====== DATA LISTING ======
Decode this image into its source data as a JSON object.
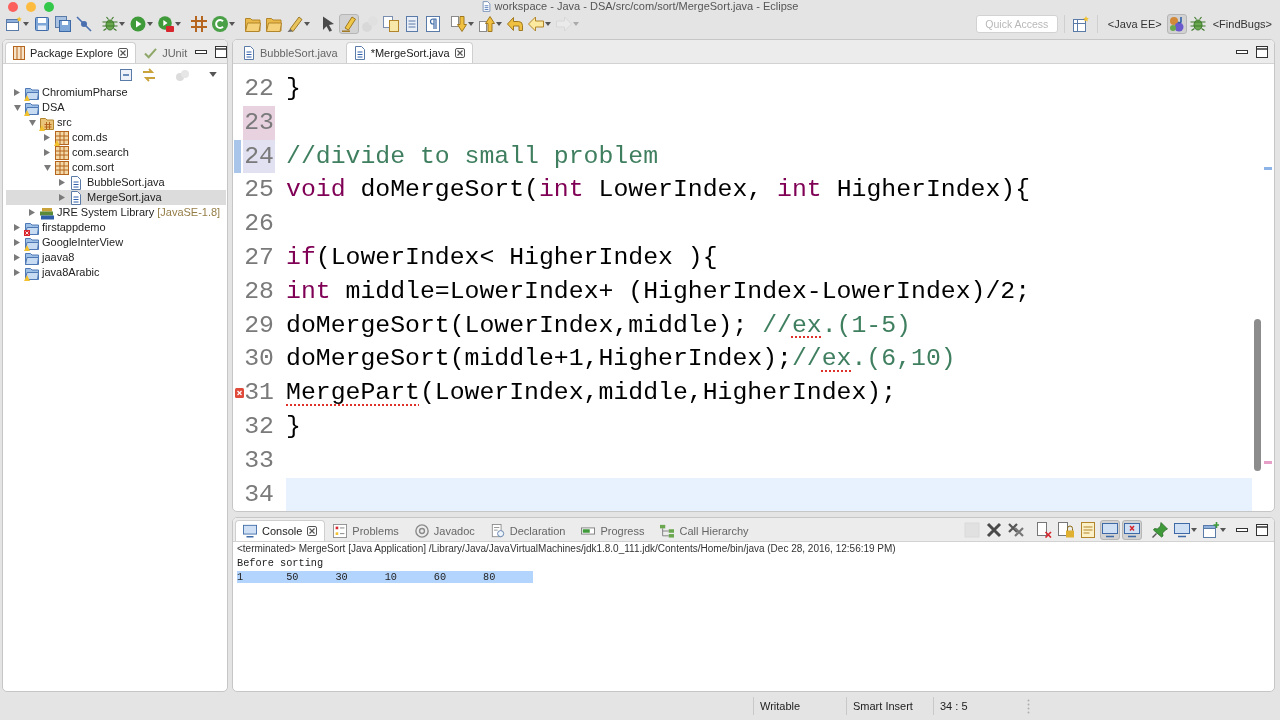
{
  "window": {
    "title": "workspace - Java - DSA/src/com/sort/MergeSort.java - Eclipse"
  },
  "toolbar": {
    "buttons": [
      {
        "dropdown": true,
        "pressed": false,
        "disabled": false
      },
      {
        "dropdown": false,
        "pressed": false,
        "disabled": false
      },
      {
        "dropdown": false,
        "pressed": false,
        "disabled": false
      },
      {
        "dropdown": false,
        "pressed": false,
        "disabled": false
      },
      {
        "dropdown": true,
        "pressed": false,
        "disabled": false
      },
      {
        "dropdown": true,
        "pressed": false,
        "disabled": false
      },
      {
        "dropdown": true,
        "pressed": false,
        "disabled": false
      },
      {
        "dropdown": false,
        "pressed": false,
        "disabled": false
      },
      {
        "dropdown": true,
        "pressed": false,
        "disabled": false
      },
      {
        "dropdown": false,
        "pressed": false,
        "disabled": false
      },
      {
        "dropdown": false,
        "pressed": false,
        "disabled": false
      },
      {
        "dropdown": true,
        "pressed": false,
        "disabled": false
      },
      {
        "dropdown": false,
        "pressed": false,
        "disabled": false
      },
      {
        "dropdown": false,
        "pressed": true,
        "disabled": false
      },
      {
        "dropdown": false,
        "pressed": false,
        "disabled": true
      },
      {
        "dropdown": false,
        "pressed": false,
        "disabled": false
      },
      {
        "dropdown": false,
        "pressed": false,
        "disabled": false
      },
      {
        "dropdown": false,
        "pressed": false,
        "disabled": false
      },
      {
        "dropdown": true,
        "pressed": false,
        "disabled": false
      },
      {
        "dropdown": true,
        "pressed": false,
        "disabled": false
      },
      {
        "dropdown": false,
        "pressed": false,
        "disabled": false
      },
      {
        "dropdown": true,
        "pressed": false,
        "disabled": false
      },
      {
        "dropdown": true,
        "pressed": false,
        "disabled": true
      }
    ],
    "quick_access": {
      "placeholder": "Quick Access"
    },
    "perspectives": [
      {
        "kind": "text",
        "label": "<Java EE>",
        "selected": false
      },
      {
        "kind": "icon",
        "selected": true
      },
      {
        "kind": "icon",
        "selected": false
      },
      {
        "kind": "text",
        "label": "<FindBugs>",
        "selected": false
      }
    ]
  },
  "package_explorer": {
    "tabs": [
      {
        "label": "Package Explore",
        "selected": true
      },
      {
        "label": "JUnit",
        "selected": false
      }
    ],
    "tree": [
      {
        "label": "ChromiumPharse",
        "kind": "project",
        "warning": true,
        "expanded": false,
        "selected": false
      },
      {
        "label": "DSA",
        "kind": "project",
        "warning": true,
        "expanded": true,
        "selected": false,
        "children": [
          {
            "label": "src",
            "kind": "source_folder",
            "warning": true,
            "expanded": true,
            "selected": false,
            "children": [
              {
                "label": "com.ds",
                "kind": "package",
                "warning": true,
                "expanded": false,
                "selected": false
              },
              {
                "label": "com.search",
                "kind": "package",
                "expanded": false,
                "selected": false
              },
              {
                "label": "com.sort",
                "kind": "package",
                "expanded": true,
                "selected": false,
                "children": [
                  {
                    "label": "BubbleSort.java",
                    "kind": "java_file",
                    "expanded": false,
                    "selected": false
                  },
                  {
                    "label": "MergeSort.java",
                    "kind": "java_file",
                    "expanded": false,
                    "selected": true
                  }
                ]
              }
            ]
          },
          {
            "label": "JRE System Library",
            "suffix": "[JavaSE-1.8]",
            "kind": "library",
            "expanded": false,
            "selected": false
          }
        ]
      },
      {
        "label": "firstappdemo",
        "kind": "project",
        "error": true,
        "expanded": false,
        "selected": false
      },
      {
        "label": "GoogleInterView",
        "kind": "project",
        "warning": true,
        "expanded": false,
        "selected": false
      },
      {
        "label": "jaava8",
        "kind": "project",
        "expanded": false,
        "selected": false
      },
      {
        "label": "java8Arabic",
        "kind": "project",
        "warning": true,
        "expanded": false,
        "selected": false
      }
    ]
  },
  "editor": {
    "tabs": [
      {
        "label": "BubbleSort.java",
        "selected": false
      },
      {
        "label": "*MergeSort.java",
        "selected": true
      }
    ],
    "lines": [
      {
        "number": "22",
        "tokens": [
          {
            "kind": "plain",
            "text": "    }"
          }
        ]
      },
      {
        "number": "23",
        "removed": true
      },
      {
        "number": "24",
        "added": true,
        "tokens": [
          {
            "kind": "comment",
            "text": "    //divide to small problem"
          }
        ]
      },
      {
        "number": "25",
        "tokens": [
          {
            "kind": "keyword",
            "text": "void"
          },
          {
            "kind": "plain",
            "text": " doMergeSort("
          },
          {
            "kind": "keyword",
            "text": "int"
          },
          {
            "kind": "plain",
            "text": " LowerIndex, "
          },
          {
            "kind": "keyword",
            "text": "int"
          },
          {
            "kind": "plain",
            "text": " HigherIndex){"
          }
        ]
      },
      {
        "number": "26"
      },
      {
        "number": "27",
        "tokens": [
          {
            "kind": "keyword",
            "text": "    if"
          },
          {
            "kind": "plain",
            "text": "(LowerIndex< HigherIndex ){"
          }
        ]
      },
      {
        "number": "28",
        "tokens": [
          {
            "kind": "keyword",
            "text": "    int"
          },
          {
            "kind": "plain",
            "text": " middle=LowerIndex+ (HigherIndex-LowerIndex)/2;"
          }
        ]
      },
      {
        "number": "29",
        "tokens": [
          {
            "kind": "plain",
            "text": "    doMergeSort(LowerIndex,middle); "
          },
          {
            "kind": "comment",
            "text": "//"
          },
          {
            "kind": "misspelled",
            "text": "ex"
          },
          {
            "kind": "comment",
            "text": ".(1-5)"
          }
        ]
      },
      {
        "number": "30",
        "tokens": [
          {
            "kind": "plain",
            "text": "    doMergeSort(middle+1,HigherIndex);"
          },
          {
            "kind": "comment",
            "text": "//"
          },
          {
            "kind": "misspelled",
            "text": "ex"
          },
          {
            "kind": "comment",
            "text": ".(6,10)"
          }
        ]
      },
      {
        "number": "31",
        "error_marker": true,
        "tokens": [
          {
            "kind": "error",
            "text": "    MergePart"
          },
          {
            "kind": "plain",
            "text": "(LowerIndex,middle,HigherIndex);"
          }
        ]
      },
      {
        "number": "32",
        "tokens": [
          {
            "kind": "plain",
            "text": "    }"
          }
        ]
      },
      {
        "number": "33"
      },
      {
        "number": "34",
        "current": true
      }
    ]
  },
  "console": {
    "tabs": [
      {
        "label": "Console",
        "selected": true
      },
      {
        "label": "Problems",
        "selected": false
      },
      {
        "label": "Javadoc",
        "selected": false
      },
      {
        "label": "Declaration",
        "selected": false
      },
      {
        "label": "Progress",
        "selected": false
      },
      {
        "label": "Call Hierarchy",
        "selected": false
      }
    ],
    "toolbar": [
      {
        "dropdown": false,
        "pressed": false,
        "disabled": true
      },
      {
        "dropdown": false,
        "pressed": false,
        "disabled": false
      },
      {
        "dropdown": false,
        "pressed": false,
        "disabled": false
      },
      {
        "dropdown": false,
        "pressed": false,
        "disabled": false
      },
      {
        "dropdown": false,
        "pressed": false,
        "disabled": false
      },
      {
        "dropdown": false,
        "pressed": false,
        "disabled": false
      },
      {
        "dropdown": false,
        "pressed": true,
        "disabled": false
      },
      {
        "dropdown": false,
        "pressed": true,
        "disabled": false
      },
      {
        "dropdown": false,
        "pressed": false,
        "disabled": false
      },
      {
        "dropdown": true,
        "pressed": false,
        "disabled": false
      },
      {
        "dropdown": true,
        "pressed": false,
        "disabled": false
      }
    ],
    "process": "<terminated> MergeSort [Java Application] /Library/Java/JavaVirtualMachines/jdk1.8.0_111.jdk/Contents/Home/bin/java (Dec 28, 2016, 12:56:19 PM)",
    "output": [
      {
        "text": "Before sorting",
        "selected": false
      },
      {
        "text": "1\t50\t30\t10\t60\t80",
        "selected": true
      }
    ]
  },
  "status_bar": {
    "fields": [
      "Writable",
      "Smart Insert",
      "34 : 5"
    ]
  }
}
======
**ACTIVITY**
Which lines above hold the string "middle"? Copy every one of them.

**ANSWER TO THIS PROBLEM**
            "text": " middle=LowerIndex+ (HigherIndex-LowerIndex)/2;"
            "text": "    doMergeSort(LowerIndex,middle); "
            "text": "    doMergeSort(middle+1,HigherIndex);"
            "text": "(LowerIndex,middle,HigherIndex);"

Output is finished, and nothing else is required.